Human societies may be universally aware that the sun exists, and pretty much all languages have a word for it. But when it comes to less concrete or more conceptual experiences, language becomes trickier. Do we all differentiate—and see—the same colors, for example? And when it comes to emotions, things get even more complex. Most languages have a word for “love,” but does that mean love is conceptually the same everywhere?

A new study from the University of Otago in Dunedin, New Zealand, has found some compelling evidence that emotional concepts are different for different language groups. Researchers studied which words in any given language were related semantically to other words in the same language, and then compared those groupings to each other. The groupings, they discovered, varied significantly.

In one example, Persian uses the word-form ænduh to express both the concepts of grief and regret. Meanwhile in the Sirkhi dialect of Dargwa, a language spoken in the Russian republic of Dagestan, the word-form dard expresses the concept of grief, but also that of anxiety.

“Persian speakers may therefore understand ‘grief’ as an emotion more similar to ‘regret,’ whereas Dargwa speakers may understand ‘grief’ as more similar to ‘anxiety,'” the researchers wrote in their paper, published in the journal Science this month. Perhaps unsurprisingly, languages from similar geographic regions were more likely to display connections between similar emotion words. Proximal societies have more opportunities for trade and other cross-cultural exchange, and more recent shared histories.

Many of the subtle differences are literally lost in translation, as the imperative for dictionaries to find translations erases the nuanced ways in which a culture uses a word and, perhaps, experiences the emotion. According to the study:

Emotion concepts had different patterns of association in different language families. For example, “anxiety” was closely related to “fear” among Tai-Kadai languages, but was more related to “grief” and “regret” amongst Austroasiatic languages. By contrast, “anger” was related to “envy” among Nakh-Daghestanian languages, but was more related to “hate,” “bad,” and “proud” among Austronesian languages. We interpret these findings to mean that emotion words vary in meaning across languages, even if they are often equated in translation dictionaries.

A good example of this equation is the German word Sehnsucht.  Google translate offers “nostalgia” as the direct translation. Other dictionaries come up with longing, yearning, pining, hankering, and desire. In fact, the researchers note, the word “refers to a strong desire for an alternative life and has no direct translation in English.”

Links across languages

In order to make the comparisons, the researchers constructed what they call a “colexification database” that included word lists from 2,474 global languages. One major challenge, they wrote, was to ensure no false relationship between words were included, for example in cases where a word in a language is used to mean several different things. (The English word “like,” which can mean “similar to” but also denote a positive feeling towards something, is a good example.) They also pointed out that the most widely spoken languages are also the best-documented. For this reason they used word lists rather than dictionaries, giving them access to more languages.

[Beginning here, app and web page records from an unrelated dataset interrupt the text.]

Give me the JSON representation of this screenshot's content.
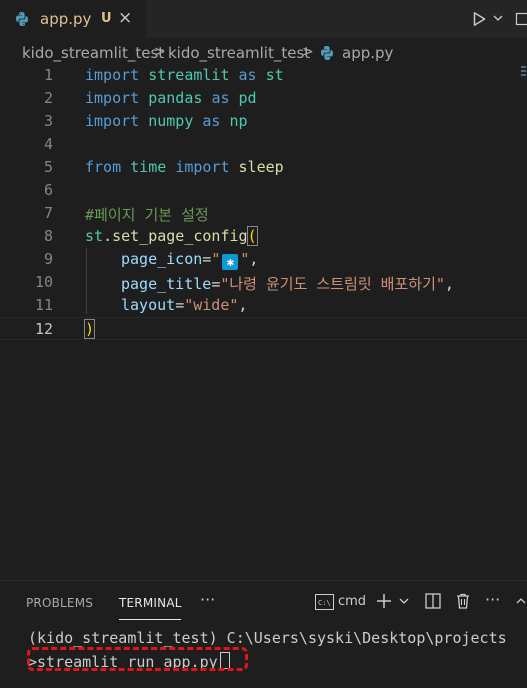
{
  "tab": {
    "filename": "app.py",
    "modified_badge": "U",
    "close_glyph": "×",
    "filename_color": "#e2c08d"
  },
  "toolbar": {
    "run_icon": "play-icon",
    "chevron_icon": "chevron-down-icon",
    "split_icon": "split-editor-icon"
  },
  "breadcrumb": {
    "items": [
      "kido_streamlit_test",
      "kido_streamlit_test",
      "app.py"
    ],
    "separator": ">"
  },
  "editor": {
    "line_numbers": [
      "1",
      "2",
      "3",
      "4",
      "5",
      "6",
      "7",
      "8",
      "9",
      "10",
      "11",
      "12"
    ],
    "current_line": "12",
    "tokens": {
      "l1": [
        "import",
        " streamlit ",
        "as",
        " st"
      ],
      "l2": [
        "import",
        " pandas ",
        "as",
        " pd"
      ],
      "l3": [
        "import",
        " numpy ",
        "as",
        " np"
      ],
      "l5": [
        "from",
        " time ",
        "import",
        " sleep"
      ],
      "l7": "#페이지 기본 설정",
      "l8": [
        "st",
        ".",
        "set_page_config",
        "("
      ],
      "l9": [
        "page_icon",
        "=",
        "\"",
        "✱",
        "\"",
        ","
      ],
      "l10": [
        "page_title",
        "=",
        "\"나령 윤기도 스트림릿 배포하기\"",
        ","
      ],
      "l11": [
        "layout",
        "=",
        "\"wide\"",
        ","
      ],
      "l12": ")"
    }
  },
  "panel": {
    "tabs": [
      "PROBLEMS",
      "TERMINAL"
    ],
    "active_tab": "TERMINAL",
    "more": "···",
    "terminal_name": "cmd",
    "add": "+",
    "terminal_lines": [
      "(kido_streamlit_test) C:\\Users\\syski\\Desktop\\projects",
      ">streamlit run app.py"
    ]
  },
  "colors": {
    "keyword": "#569cd6",
    "module": "#4ec9b0",
    "function": "#dcdcaa",
    "string": "#ce9178",
    "parameter": "#9cdcfe",
    "comment": "#6a9955",
    "annotation": "#e01515"
  }
}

Computer programs analyzed the word-pairs and created visualizations of different language groups, highlighting their differences:

Colexification of emotion concepts
Colexification of emotion concepts across all languages (top left) and the largest language families.
Image: University of Otago/Science

The existence of subtle differences doesn’t mean human societies have wildly divergent experiences, the researchers note. For the most part, words with positive associations grouped together, and those with negative associations were also conceptually linked to one another. An interesting exception, the researchers wrote, was that some Austronesian languages colexified the concepts of pity and love. That implies those cultures conceptualize pity as more positive than others—or love as more negative.